-- Data records --
════════════════════

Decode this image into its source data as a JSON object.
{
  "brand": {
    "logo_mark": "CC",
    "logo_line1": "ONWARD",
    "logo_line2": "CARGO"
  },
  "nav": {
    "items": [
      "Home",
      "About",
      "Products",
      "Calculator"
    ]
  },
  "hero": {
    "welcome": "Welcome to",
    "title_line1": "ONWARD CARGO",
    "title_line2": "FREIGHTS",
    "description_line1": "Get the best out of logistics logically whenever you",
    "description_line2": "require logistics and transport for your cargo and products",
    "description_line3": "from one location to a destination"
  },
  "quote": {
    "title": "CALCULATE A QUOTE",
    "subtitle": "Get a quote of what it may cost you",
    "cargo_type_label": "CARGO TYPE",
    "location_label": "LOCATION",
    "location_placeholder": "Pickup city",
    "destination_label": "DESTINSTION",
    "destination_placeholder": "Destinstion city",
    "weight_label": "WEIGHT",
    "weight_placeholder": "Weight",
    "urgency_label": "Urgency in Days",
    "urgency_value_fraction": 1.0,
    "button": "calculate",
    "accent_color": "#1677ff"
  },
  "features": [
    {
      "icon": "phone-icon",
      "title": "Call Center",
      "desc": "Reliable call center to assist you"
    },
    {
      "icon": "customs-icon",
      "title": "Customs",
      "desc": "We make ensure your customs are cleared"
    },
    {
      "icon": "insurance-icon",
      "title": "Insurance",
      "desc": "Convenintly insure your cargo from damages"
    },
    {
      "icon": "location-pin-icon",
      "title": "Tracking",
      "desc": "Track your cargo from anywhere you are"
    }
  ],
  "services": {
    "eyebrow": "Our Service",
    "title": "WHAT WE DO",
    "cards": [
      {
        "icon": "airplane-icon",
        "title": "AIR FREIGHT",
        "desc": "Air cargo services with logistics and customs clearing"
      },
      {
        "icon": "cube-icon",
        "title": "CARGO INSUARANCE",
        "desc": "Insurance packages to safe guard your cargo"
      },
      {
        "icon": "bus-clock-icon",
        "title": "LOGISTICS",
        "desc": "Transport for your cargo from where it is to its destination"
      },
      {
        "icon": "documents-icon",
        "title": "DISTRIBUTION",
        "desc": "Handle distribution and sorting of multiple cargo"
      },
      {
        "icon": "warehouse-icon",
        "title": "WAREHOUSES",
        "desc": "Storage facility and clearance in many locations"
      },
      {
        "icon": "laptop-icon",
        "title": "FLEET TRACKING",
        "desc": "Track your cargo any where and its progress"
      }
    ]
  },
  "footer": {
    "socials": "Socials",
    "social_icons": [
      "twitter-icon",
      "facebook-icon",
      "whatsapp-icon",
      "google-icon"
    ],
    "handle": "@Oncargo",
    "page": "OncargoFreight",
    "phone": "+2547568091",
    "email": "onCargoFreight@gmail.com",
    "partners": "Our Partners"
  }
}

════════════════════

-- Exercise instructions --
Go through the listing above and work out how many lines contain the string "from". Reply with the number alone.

-- The completed task --
4